**Assigned task:** Each record below should be written out again exactly.

**Entries provided:**
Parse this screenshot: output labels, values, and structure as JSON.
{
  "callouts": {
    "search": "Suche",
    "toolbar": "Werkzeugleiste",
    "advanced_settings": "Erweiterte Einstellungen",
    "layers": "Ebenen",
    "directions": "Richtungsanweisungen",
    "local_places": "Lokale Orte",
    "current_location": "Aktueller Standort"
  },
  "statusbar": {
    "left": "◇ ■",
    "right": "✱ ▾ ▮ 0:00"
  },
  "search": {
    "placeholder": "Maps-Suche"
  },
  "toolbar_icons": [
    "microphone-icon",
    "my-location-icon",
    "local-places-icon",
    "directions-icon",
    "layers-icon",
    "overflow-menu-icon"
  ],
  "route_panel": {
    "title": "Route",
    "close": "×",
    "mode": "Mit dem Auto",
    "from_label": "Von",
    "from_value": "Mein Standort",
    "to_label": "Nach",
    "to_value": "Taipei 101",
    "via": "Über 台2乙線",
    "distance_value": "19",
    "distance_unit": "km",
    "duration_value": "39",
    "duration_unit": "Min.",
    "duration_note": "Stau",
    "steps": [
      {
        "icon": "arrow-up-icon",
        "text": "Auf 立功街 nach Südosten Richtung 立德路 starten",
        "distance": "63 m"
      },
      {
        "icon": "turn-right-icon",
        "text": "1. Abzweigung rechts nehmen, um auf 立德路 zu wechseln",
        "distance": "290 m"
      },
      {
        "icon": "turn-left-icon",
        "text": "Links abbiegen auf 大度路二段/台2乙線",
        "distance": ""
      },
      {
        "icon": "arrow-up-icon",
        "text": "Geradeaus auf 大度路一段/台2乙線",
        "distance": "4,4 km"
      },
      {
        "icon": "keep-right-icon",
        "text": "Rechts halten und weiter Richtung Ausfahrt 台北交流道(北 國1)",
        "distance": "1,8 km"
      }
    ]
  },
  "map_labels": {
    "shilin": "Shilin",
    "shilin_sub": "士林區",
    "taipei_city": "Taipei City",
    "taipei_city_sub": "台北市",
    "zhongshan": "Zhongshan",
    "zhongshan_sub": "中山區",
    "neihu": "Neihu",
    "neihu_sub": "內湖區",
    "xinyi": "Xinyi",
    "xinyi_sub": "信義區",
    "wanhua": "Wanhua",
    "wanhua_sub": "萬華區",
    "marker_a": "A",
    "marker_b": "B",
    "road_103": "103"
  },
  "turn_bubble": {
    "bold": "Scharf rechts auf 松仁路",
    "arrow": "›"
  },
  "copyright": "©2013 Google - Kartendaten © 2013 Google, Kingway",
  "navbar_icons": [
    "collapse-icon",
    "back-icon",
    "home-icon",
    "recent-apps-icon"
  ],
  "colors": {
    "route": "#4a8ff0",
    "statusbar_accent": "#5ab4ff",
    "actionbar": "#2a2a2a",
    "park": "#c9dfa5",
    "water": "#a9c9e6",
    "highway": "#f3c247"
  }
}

**Output of the task:**
Parse this screenshot: output labels, values, and structure as JSON.
{
  "callouts": {
    "search": "Suche",
    "toolbar": "Werkzeugleiste",
    "advanced_settings": "Erweiterte Einstellungen",
    "layers": "Ebenen",
    "directions": "Richtungsanweisungen",
    "local_places": "Lokale Orte",
    "current_location": "Aktueller Standort"
  },
  "statusbar": {
    "left": "◇ ■",
    "right": "✱ ▾ ▮ 0:00"
  },
  "search": {
    "placeholder": "Maps-Suche"
  },
  "toolbar_icons": [
    "microphone-icon",
    "my-location-icon",
    "local-places-icon",
    "directions-icon",
    "layers-icon",
    "overflow-menu-icon"
  ],
  "route_panel": {
    "title": "Route",
    "close": "×",
    "mode": "Mit dem Auto",
    "from_label": "Von",
    "from_value": "Mein Standort",
    "to_label": "Nach",
    "to_value": "Taipei 101",
    "via": "Über 台2乙線",
    "distance_value": "19",
    "distance_unit": "km",
    "duration_value": "39",
    "duration_unit": "Min.",
    "duration_note": "Stau",
    "steps": [
      {
        "icon": "arrow-up-icon",
        "text": "Auf 立功街 nach Südosten Richtung 立德路 starten",
        "distance": "63 m"
      },
      {
        "icon": "turn-right-icon",
        "text": "1. Abzweigung rechts nehmen, um auf 立德路 zu wechseln",
        "distance": "290 m"
      },
      {
        "icon": "turn-left-icon",
        "text": "Links abbiegen auf 大度路二段/台2乙線",
        "distance": ""
      },
      {
        "icon": "arrow-up-icon",
        "text": "Geradeaus auf 大度路一段/台2乙線",
        "distance": "4,4 km"
      },
      {
        "icon": "keep-right-icon",
        "text": "Rechts halten und weiter Richtung Ausfahrt 台北交流道(北 國1)",
        "distance": "1,8 km"
      }
    ]
  },
  "map_labels": {
    "shilin": "Shilin",
    "shilin_sub": "士林區",
    "taipei_city": "Taipei City",
    "taipei_city_sub": "台北市",
    "zhongshan": "Zhongshan",
    "zhongshan_sub": "中山區",
    "neihu": "Neihu",
    "neihu_sub": "內湖區",
    "xinyi": "Xinyi",
    "xinyi_sub": "信義區",
    "wanhua": "Wanhua",
    "wanhua_sub": "萬華區",
    "marker_a": "A",
    "marker_b": "B",
    "road_103": "103"
  },
  "turn_bubble": {
    "bold": "Scharf rechts auf 松仁路",
    "arrow": "›"
  },
  "copyright": "©2013 Google - Kartendaten © 2013 Google, Kingway",
  "navbar_icons": [
    "collapse-icon",
    "back-icon",
    "home-icon",
    "recent-apps-icon"
  ],
  "colors": {
    "route": "#4a8ff0",
    "statusbar_accent": "#5ab4ff",
    "actionbar": "#2a2a2a",
    "park": "#c9dfa5",
    "water": "#a9c9e6",
    "highway": "#f3c247"
  }
}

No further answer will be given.